#### Provided material:
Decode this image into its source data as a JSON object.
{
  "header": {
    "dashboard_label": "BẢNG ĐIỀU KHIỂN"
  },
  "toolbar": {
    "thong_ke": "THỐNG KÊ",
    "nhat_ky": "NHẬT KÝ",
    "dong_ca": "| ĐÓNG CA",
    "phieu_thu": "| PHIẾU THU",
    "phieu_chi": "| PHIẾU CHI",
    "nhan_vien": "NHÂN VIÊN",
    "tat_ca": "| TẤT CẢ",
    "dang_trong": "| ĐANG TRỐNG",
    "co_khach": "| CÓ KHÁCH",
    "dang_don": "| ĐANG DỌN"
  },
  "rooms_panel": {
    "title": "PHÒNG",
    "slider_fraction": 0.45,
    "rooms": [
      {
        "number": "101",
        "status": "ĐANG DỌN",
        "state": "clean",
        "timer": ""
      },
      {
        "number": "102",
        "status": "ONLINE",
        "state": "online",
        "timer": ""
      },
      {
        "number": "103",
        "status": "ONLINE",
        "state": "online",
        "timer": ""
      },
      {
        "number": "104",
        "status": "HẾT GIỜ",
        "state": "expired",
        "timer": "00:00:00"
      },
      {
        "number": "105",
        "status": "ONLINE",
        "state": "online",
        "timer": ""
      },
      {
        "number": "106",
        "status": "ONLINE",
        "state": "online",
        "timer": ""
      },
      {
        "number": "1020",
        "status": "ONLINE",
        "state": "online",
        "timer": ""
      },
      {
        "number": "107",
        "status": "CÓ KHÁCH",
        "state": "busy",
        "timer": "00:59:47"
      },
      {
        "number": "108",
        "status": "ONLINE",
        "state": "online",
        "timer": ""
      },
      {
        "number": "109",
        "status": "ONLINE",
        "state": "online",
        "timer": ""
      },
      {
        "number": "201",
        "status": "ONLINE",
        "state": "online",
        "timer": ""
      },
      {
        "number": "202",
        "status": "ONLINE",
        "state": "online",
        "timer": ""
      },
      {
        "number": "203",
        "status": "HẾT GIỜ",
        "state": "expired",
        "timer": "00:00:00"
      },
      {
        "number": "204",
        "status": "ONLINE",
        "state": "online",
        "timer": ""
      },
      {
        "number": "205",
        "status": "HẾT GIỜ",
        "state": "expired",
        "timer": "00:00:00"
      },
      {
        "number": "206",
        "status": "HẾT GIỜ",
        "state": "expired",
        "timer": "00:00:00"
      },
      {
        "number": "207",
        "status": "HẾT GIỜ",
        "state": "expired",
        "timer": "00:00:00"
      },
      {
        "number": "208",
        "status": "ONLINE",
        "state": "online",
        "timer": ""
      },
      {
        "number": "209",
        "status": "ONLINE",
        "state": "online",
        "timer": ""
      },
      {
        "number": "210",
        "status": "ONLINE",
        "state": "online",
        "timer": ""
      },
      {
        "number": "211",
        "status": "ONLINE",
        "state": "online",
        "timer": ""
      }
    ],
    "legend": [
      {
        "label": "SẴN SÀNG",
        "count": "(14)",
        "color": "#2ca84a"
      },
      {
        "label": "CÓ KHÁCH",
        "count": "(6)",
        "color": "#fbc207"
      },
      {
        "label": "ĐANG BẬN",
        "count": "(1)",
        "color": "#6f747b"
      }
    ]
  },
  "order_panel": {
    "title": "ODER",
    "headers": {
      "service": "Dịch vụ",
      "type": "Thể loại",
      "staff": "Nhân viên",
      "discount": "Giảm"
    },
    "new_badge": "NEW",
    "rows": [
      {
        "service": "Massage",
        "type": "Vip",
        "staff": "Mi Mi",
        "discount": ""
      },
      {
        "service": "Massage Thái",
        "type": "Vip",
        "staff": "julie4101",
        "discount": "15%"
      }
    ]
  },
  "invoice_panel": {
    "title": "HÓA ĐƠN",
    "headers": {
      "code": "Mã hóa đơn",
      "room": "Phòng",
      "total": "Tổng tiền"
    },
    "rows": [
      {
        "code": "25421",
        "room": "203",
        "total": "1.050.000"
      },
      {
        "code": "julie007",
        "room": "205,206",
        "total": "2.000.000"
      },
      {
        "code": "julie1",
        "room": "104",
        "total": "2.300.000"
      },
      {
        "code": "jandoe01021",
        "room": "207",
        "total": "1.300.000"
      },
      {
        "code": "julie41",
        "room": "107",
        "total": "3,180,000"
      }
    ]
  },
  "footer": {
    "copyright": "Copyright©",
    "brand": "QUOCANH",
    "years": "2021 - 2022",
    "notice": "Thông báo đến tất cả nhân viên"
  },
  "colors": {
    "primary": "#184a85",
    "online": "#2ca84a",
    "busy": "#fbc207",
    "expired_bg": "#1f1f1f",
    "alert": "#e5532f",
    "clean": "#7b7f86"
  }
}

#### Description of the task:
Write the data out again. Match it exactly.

#### Output:
Decode this image into its source data as a JSON object.
{
  "header": {
    "dashboard_label": "BẢNG ĐIỀU KHIỂN"
  },
  "toolbar": {
    "thong_ke": "THỐNG KÊ",
    "nhat_ky": "NHẬT KÝ",
    "dong_ca": "| ĐÓNG CA",
    "phieu_thu": "| PHIẾU THU",
    "phieu_chi": "| PHIẾU CHI",
    "nhan_vien": "NHÂN VIÊN",
    "tat_ca": "| TẤT CẢ",
    "dang_trong": "| ĐANG TRỐNG",
    "co_khach": "| CÓ KHÁCH",
    "dang_don": "| ĐANG DỌN"
  },
  "rooms_panel": {
    "title": "PHÒNG",
    "slider_fraction": 0.45,
    "rooms": [
      {
        "number": "101",
        "status": "ĐANG DỌN",
        "state": "clean",
        "timer": ""
      },
      {
        "number": "102",
        "status": "ONLINE",
        "state": "online",
        "timer": ""
      },
      {
        "number": "103",
        "status": "ONLINE",
        "state": "online",
        "timer": ""
      },
      {
        "number": "104",
        "status": "HẾT GIỜ",
        "state": "expired",
        "timer": "00:00:00"
      },
      {
        "number": "105",
        "status": "ONLINE",
        "state": "online",
        "timer": ""
      },
      {
        "number": "106",
        "status": "ONLINE",
        "state": "online",
        "timer": ""
      },
      {
        "number": "1020",
        "status": "ONLINE",
        "state": "online",
        "timer": ""
      },
      {
        "number": "107",
        "status": "CÓ KHÁCH",
        "state": "busy",
        "timer": "00:59:47"
      },
      {
        "number": "108",
        "status": "ONLINE",
        "state": "online",
        "timer": ""
      },
      {
        "number": "109",
        "status": "ONLINE",
        "state": "online",
        "timer": ""
      },
      {
        "number": "201",
        "status": "ONLINE",
        "state": "online",
        "timer": ""
      },
      {
        "number": "202",
        "status": "ONLINE",
        "state": "online",
        "timer": ""
      },
      {
        "number": "203",
        "status": "HẾT GIỜ",
        "state": "expired",
        "timer": "00:00:00"
      },
      {
        "number": "204",
        "status": "ONLINE",
        "state": "online",
        "timer": ""
      },
      {
        "number": "205",
        "status": "HẾT GIỜ",
        "state": "expired",
        "timer": "00:00:00"
      },
      {
        "number": "206",
        "status": "HẾT GIỜ",
        "state": "expired",
        "timer": "00:00:00"
      },
      {
        "number": "207",
        "status": "HẾT GIỜ",
        "state": "expired",
        "timer": "00:00:00"
      },
      {
        "number": "208",
        "status": "ONLINE",
        "state": "online",
        "timer": ""
      },
      {
        "number": "209",
        "status": "ONLINE",
        "state": "online",
        "timer": ""
      },
      {
        "number": "210",
        "status": "ONLINE",
        "state": "online",
        "timer": ""
      },
      {
        "number": "211",
        "status": "ONLINE",
        "state": "online",
        "timer": ""
      }
    ],
    "legend": [
      {
        "label": "SẴN SÀNG",
        "count": "(14)",
        "color": "#2ca84a"
      },
      {
        "label": "CÓ KHÁCH",
        "count": "(6)",
        "color": "#fbc207"
      },
      {
        "label": "ĐANG BẬN",
        "count": "(1)",
        "color": "#6f747b"
      }
    ]
  },
  "order_panel": {
    "title": "ODER",
    "headers": {
      "service": "Dịch vụ",
      "type": "Thể loại",
      "staff": "Nhân viên",
      "discount": "Giảm"
    },
    "new_badge": "NEW",
    "rows": [
      {
        "service": "Massage",
        "type": "Vip",
        "staff": "Mi Mi",
        "discount": ""
      },
      {
        "service": "Massage Thái",
        "type": "Vip",
        "staff": "julie4101",
        "discount": "15%"
      }
    ]
  },
  "invoice_panel": {
    "title": "HÓA ĐƠN",
    "headers": {
      "code": "Mã hóa đơn",
      "room": "Phòng",
      "total": "Tổng tiền"
    },
    "rows": [
      {
        "code": "25421",
        "room": "203",
        "total": "1.050.000"
      },
      {
        "code": "julie007",
        "room": "205,206",
        "total": "2.000.000"
      },
      {
        "code": "julie1",
        "room": "104",
        "total": "2.300.000"
      },
      {
        "code": "jandoe01021",
        "room": "207",
        "total": "1.300.000"
      },
      {
        "code": "julie41",
        "room": "107",
        "total": "3,180,000"
      }
    ]
  },
  "footer": {
    "copyright": "Copyright©",
    "brand": "QUOCANH",
    "years": "2021 - 2022",
    "notice": "Thông báo đến tất cả nhân viên"
  },
  "colors": {
    "primary": "#184a85",
    "online": "#2ca84a",
    "busy": "#fbc207",
    "expired_bg": "#1f1f1f",
    "alert": "#e5532f",
    "clean": "#7b7f86"
  }
}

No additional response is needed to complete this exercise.